Eva K. Bowlby Public Library is getting ready for its summer learning programs, available to children of all ages. The main program, coordinated through the state, is the SummerQuest program. The library will be putting its own spin on the program, though, with a space-themed “A Universe of Stories” title.
The eight-week program, starting June 26 and running Wednesdays from 10 a.m. to 3 p.m., will focus on hands-on activities for children in kindergarten through fifth grade.
Megan Ealy, who is coordinating the various summer programs, said there will be a special event to launch the SummerQuest program.
“We are doing a summer kickoff carnival on the evening of June 21 with snow cones, popcorn
machines, a bunch of special activities,” Ealy said. “We have a special musical artist coming in who will be doing a special program as well, that evening.”
While the event has been a staple for the library, this year will bring a new experience, with the library looking to bring a field trip to the program. The goal is to increase program participation.
“For eight weeks, we are going to be doing a lot of hands-on space learning, writing poems, doing a lot of literacy,” Ealy said. “We are working on a field trip for the middle of the program.”
Aside from the SummerQuest program, Bowlby will also be offering a list of other summer programs for young kids, tweens and teens.
Summer reading classes will be available to kids from birth to preschool age Tuesdays, Wednesdays and Thursdays. The library will also be offering a teen program every other Tuesday, which Ealy is currently planning volunteer efforts for. The library is also offering a “Play K” transition into kindergarten program for kids entering kindergarten.
“This will help our 5-year-olds getting ready to make the big jump to kindergarten transition easy,”said Ealy. “We have bus demonstrations and lesson plans based off of the kindergarten standards they will be seeing.”
The library is also working on an organized play group where children ages one to three will come in and develop socialization skills through play.
For older students, the library offers SAT prep classes and also GED classes, all of which are free.
This is Ealy’s first year coordinating summer programs after serving for a year as the literacy coordinator at Bowlby.
“I can’t say enough about the presence [in the community]. I have over 80 students enrolled in my story classes right now. I also do nine outreaches that reach over 150 kids, give or take, every week. So, that’s over 200 children that I’m reaching.”
The library puts a focus on summer, particularly due to the “summer slide,” where children can lose up to 50 % of what they learn over their time off from school.
“When they are coming back into school, if they haven’t done anything over the summer, then the teachers are still re-working what they were supposed to learn the previous year. It’s just the way it is with inactivity, you have to use it to maintain it,” Ealy said.“The more we do with them over the summer, we have seen such a great increase in children who have been successful in the schools.”
Ultimately, Ealy enjoys getting to watch kids grow in knowledge and progress through the Bowlby system of programs.

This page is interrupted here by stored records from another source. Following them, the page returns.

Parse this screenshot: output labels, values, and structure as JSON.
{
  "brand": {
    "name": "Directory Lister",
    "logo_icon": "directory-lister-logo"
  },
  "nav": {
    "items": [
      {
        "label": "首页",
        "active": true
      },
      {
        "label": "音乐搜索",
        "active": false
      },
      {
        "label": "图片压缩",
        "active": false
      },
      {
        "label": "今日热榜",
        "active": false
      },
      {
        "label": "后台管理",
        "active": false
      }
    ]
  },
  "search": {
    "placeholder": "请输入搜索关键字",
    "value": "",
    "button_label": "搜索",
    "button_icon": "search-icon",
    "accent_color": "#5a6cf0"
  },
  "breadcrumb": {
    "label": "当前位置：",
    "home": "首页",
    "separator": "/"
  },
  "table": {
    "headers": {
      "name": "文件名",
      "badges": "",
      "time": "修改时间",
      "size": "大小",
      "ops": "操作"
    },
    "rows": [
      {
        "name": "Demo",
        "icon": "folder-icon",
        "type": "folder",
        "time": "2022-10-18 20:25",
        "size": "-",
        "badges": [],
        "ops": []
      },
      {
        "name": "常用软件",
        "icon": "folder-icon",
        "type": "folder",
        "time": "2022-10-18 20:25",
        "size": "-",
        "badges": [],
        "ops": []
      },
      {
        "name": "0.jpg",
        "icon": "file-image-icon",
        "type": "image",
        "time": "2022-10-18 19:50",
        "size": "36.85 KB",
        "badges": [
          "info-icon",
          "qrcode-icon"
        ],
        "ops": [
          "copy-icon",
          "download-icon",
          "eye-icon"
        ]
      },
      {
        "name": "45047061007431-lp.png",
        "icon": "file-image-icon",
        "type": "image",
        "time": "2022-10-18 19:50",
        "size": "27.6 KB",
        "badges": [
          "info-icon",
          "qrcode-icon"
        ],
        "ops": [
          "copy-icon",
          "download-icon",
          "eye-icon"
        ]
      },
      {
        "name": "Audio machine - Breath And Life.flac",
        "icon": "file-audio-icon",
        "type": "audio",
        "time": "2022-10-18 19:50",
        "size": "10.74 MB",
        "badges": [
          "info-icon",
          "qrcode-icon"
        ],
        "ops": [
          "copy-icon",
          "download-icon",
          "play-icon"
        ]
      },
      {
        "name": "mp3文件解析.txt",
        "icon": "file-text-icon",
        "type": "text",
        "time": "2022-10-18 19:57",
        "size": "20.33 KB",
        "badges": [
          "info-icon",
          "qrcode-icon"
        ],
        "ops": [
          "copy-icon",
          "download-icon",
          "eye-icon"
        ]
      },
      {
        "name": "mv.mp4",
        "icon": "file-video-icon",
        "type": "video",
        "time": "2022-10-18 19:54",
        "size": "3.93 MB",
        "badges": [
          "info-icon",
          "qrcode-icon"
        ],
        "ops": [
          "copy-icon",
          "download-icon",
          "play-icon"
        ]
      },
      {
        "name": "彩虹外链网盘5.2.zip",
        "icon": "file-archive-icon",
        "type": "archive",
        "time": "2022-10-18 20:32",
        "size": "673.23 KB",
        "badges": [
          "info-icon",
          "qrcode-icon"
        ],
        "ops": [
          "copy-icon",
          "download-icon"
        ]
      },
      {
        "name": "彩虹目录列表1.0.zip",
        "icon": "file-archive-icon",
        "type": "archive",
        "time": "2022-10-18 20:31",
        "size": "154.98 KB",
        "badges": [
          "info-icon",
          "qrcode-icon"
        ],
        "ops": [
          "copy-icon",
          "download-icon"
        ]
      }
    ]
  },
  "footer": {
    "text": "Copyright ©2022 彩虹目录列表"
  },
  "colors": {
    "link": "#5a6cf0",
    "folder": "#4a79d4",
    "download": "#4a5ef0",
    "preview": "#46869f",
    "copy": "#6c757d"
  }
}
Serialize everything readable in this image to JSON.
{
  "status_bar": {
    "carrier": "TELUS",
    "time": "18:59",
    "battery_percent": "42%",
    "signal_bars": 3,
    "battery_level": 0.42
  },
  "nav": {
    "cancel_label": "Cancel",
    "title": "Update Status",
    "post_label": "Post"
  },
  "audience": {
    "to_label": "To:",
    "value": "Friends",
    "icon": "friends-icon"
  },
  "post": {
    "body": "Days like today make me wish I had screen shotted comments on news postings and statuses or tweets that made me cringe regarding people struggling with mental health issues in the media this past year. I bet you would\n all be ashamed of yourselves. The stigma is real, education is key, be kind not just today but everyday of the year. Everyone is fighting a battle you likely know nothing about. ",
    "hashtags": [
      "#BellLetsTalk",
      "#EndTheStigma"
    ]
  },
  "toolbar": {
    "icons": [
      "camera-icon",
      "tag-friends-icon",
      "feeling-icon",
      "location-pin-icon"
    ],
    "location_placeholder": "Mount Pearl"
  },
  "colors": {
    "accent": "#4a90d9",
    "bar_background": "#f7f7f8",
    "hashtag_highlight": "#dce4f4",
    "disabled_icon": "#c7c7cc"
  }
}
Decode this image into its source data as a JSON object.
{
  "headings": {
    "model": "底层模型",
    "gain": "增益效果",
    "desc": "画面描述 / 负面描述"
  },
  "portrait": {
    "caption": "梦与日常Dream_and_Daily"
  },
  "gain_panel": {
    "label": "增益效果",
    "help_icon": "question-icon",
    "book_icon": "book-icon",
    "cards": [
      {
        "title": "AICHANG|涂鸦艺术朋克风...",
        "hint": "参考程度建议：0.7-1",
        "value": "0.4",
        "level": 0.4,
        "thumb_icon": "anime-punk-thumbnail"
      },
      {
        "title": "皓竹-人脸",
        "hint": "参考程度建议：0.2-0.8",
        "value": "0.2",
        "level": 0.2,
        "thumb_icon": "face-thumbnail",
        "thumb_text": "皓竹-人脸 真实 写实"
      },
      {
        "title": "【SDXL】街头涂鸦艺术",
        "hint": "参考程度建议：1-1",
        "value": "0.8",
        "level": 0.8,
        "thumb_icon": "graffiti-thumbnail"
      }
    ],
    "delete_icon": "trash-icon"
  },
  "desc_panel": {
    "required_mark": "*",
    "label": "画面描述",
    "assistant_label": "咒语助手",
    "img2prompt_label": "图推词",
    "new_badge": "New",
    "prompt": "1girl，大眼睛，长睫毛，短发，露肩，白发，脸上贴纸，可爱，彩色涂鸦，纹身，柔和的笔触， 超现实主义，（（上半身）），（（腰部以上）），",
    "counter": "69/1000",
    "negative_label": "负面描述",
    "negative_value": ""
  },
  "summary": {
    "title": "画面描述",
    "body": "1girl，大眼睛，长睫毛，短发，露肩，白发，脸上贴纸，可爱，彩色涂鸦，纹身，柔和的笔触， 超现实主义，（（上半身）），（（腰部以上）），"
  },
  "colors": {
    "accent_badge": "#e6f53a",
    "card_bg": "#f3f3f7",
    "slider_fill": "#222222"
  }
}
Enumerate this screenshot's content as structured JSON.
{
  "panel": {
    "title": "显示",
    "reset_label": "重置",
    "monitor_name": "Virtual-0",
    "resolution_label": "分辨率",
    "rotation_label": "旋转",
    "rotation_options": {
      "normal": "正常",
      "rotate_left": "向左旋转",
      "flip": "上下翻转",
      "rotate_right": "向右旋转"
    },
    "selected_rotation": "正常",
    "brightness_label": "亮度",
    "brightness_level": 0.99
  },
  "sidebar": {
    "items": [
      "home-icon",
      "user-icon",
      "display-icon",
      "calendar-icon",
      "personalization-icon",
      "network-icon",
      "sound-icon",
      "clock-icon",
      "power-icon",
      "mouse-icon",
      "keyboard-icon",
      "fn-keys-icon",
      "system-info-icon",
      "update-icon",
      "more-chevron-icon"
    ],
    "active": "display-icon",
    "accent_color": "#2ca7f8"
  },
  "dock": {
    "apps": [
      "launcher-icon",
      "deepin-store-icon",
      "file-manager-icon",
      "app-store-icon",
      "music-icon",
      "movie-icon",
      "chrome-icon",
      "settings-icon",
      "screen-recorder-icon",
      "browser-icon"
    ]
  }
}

“We start with a baby lapsit, so that’s anywhere between six weeks to 18 months,” Ealy said. “So, I have some kids that will grow with me until they go to preschool. To be able to see a child grow in that capacity is an amazing thing.”